Alaska Over Israel is still going strong and I'm enjoying the occasional perk, such as being flown down to San Francisco last week to meet with execs from El Al, the Israeli Ambassador, and the heads of Alaska Airlines to celebrate the 70th Anniversary of the airlift as well as the new partnership between Alaska Airlines and El Al. I got another invitation to Israel from it, and hope I can follow it up this time. Israel is on my bucket list.
Every time I give a talk, a reading, have a signing, or whatnot, people come up afterward and tell me stories about my parents, about the airlift, about their experiences with the Exodus, that are, to me, entirely unexpected and entirely wonderful. Stories are perhaps our most precious possessions in life. They tell us who we are. Who we have been. Who we may yet aspire to be. I've felt honored to be the recipient of these stories, and grateful to have been allowed to hear them. Some were merely odd, some incredibly moving, some magical. And some of them were just plain fun.
But I had no idea what to do with them.
An idea I've been toying with for a while is to simply put all the ones involving Alaska Airlines alumni into a volume or two of stories about life in the air, the adventure that flying used to be way back when. I can't go back in time and recapture the tales I heard from my folks and their friends when I was a little kid sitting on the living room floor during parties, but I have a growing collection of stories, tales, and anecdotes that, while they didn't belong in Alaska Over Israel, they very much deserve to be told.

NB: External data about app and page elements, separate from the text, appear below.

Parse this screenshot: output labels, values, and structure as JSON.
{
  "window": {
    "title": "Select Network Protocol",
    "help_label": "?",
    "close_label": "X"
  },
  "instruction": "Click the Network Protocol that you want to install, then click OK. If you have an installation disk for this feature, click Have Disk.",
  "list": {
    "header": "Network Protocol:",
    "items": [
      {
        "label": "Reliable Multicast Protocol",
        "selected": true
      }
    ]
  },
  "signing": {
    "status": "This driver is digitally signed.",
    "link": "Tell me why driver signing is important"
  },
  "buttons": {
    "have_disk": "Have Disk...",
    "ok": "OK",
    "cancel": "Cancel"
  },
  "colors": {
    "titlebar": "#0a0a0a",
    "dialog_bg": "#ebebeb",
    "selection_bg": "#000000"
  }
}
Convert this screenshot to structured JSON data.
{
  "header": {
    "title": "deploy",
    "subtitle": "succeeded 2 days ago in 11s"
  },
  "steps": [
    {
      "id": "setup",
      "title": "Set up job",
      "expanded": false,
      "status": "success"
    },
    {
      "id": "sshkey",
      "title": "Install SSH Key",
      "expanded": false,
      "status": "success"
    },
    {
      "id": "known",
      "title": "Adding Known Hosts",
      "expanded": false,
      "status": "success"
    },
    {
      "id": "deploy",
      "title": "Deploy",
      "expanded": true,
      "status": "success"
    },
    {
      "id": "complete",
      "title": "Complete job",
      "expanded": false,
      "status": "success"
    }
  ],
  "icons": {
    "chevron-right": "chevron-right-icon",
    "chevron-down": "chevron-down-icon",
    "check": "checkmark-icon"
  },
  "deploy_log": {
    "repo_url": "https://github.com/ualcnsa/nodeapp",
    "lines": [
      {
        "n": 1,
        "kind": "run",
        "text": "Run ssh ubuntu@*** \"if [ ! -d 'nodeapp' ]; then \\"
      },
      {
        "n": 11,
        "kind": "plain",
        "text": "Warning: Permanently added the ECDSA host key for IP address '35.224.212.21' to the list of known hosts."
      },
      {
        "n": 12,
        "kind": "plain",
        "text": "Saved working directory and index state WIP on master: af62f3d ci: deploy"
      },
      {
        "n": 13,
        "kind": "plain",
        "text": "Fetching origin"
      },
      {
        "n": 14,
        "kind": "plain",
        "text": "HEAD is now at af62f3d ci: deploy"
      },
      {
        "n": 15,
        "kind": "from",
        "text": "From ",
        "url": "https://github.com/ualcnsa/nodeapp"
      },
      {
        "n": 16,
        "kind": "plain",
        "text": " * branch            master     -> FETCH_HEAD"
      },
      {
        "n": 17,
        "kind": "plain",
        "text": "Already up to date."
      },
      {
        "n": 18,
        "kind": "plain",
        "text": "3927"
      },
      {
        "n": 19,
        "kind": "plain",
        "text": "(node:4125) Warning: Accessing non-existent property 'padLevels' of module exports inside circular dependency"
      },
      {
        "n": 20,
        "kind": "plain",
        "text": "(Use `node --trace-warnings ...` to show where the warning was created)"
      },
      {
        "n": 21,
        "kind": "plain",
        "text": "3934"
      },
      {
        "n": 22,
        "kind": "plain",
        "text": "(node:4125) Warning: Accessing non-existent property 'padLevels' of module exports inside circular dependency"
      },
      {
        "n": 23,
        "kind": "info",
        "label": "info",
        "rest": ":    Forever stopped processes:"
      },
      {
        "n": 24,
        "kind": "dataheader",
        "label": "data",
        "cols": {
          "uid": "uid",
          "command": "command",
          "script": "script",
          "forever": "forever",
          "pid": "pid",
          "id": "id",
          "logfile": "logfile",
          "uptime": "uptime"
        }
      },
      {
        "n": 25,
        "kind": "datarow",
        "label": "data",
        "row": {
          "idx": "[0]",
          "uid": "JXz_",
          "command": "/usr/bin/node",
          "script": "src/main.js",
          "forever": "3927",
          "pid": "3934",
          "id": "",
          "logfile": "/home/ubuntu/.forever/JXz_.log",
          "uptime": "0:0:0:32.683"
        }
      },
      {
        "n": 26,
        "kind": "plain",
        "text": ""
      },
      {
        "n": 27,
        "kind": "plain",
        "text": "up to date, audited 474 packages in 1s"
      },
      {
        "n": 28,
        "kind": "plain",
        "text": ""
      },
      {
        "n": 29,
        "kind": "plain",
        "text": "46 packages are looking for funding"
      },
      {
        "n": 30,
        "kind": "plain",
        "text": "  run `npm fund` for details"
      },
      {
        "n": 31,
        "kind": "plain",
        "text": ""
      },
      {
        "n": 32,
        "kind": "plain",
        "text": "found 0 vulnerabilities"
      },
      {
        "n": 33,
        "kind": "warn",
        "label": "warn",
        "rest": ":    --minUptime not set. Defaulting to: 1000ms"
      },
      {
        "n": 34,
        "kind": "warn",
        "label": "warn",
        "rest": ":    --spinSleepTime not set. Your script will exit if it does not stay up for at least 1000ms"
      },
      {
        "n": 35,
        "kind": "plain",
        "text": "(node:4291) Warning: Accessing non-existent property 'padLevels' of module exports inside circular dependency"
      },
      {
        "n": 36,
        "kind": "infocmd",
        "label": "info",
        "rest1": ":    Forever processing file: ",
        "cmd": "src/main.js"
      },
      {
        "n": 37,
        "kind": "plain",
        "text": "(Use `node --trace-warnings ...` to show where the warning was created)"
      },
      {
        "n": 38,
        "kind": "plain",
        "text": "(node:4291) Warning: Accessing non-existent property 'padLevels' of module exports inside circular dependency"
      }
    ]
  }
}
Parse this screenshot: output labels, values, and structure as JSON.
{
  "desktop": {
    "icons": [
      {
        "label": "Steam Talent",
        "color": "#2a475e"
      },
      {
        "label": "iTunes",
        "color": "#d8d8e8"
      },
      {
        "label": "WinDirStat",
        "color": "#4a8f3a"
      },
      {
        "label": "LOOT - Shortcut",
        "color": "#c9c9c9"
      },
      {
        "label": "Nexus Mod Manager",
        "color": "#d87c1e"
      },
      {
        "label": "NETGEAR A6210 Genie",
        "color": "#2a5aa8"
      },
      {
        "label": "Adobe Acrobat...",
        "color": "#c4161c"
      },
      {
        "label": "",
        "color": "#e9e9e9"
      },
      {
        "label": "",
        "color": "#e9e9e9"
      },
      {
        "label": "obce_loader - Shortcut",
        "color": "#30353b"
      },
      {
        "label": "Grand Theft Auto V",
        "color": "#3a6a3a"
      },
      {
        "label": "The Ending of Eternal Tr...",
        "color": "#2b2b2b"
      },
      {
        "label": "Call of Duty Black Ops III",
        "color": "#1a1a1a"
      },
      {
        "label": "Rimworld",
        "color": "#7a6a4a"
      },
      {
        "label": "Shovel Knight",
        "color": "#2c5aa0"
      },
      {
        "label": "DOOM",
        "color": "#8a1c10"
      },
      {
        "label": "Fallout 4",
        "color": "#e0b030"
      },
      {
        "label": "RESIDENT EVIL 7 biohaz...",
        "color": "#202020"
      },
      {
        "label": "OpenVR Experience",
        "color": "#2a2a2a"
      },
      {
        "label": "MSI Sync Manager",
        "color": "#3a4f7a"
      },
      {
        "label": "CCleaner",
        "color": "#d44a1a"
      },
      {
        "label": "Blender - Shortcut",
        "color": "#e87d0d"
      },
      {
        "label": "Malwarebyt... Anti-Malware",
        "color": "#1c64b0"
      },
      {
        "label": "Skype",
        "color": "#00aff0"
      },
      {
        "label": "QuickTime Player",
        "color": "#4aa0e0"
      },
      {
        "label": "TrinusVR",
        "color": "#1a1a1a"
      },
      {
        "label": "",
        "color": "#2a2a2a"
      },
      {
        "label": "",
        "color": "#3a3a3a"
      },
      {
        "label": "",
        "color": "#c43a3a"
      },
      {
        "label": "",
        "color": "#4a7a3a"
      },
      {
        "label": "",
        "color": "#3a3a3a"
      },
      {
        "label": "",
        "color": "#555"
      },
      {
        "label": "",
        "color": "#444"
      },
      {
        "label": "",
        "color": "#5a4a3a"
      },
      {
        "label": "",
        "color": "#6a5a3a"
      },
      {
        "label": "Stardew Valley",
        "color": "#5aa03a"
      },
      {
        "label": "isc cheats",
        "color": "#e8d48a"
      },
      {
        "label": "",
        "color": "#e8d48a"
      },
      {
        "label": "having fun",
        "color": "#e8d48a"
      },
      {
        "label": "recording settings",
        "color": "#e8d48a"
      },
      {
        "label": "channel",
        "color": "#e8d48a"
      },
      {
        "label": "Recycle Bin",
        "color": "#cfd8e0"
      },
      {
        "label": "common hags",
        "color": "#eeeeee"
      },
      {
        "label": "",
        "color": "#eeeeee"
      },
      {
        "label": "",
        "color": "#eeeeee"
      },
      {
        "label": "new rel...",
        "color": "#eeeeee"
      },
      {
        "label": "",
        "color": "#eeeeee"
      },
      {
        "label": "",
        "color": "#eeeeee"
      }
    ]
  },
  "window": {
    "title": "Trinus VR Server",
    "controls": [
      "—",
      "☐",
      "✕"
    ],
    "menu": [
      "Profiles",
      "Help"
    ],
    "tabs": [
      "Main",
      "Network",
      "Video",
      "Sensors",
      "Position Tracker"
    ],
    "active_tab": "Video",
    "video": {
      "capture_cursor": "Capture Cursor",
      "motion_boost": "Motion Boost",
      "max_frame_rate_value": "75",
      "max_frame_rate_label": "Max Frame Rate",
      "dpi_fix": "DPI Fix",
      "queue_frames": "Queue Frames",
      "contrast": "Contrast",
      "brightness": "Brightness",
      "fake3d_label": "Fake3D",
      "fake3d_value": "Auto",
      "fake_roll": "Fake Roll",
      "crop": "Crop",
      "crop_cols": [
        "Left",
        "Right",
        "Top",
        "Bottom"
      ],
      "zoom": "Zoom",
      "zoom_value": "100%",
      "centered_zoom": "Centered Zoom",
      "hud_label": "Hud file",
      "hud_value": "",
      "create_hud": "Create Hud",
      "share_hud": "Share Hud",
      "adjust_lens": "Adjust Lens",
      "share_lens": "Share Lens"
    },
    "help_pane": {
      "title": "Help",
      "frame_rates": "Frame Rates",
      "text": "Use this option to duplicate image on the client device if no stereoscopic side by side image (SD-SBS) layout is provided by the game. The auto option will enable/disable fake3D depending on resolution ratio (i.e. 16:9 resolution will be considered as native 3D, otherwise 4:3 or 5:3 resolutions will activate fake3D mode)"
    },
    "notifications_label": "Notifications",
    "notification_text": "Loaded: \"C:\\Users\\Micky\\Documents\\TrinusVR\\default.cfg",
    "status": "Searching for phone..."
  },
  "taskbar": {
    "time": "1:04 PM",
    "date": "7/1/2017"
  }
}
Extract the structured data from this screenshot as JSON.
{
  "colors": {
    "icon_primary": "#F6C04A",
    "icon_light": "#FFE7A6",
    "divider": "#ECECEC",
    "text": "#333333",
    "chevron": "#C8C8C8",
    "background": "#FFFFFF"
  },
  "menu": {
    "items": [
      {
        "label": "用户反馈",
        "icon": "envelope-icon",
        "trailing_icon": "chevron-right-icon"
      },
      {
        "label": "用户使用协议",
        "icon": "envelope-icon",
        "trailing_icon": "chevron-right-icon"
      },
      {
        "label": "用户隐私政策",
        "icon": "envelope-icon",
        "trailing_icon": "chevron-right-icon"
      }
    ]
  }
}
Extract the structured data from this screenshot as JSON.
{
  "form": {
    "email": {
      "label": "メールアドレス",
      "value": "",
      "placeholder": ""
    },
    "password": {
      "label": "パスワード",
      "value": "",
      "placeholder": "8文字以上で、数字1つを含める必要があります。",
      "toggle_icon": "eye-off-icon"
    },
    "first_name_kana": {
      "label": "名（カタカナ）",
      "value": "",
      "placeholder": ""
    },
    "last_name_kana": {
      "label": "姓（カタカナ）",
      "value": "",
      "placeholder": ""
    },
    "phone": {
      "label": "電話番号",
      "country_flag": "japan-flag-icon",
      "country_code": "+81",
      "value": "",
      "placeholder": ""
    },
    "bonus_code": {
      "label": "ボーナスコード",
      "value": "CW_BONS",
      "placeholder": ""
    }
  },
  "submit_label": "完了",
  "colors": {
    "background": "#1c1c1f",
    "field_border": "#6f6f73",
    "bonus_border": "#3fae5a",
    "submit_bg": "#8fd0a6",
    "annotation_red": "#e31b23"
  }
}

And now, I've finally starting the laborious interview process, hunting down leads, etc.
Depending on how many good stories I end up with, this will either be one volume divided into 3 parts, or 3 volumes, all titled A Breed Apart. The first would be for the oldest tales, from just prior to World War II all the way through the 1950's. Working title: A Breed Apart: This Airline Ain't for Sissies (reference to a quote from Linus "Mac" Magee or Mudhole Smith, two of the early bush pilots who went on to found what became Alaska Airlines).
The second would be all those stories from the point of view of the intrepid women who used to be called Stewardesses or Air Hostesses. For that one, I've chosen the working title: A Breed Apart: A Baseball Bat in One Hand and a Fire Extinguisher in the Other. The latter part of that is a quote from my mother, a former Stewardess, referencing the flights where she and the other "beanies" refereed fishermen, miners, mushers, or other manly types who hadn't seen a woman in six months. Those women were pioneers in their own right, adventurers one and all, and their stories are usually uproarious, riotous, wild, and very much worth sharing.
For the last one I'm thinking A Breed Apart: I Survived Whiskey Willis. This would be all the stories from 1960 to the late 70's, when Charlie "Whiskey" Willis was President and CEO of Alaska Airlines and life in the company is a 3-ring circus. The era of most of my childhood, when Alaska Airlines was more of a clan than a company, and we never knew if the company would survive from one day to the next, and yet we thought it would never end.
We'll see where this next adventure takes us. Onward.